- _Exercise goal_
Where a line contains the word "View", copy that line from the records below.

--

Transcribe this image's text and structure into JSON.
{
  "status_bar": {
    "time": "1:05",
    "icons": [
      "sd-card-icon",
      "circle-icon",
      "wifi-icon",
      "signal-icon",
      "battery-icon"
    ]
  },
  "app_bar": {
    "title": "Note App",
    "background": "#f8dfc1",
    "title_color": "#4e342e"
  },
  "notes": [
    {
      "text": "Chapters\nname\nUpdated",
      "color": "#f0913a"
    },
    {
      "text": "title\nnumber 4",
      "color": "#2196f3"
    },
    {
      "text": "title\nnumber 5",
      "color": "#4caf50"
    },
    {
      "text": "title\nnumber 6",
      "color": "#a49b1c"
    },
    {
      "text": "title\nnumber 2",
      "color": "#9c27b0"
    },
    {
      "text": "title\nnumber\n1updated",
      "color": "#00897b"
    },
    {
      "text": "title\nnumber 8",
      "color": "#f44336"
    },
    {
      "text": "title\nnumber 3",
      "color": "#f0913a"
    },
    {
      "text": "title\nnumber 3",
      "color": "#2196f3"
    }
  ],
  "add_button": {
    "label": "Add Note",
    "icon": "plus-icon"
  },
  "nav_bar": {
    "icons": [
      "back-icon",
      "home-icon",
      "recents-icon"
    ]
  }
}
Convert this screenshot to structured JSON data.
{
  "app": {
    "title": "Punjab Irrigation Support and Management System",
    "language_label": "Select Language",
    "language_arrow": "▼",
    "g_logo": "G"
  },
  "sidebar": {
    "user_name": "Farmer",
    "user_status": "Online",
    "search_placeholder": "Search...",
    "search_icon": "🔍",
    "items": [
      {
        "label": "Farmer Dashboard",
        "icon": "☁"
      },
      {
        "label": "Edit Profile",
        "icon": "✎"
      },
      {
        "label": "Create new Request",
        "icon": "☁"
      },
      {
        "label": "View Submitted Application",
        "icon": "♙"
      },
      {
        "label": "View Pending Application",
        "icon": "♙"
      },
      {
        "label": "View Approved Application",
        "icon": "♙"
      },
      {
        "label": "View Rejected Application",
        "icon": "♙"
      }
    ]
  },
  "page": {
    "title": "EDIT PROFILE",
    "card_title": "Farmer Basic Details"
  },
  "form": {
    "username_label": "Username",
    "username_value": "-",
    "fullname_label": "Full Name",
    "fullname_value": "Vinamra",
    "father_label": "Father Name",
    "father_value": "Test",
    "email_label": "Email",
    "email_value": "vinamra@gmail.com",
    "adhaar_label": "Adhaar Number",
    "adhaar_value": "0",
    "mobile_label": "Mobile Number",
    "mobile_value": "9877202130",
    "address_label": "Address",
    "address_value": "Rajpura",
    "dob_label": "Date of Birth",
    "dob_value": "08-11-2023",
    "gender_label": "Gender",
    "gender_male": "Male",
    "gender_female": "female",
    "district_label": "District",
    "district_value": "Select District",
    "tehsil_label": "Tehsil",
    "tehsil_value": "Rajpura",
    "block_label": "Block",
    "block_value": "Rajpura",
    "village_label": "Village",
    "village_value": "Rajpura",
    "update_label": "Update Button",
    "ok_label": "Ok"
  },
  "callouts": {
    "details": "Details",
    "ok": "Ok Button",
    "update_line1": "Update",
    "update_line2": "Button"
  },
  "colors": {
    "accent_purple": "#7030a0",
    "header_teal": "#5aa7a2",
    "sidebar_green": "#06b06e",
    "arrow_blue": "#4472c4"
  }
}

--

- _Result_
        "label": "View Submitted Application",
        "label": "View Pending Application",
        "label": "View Approved Application",
        "label": "View Rejected Application",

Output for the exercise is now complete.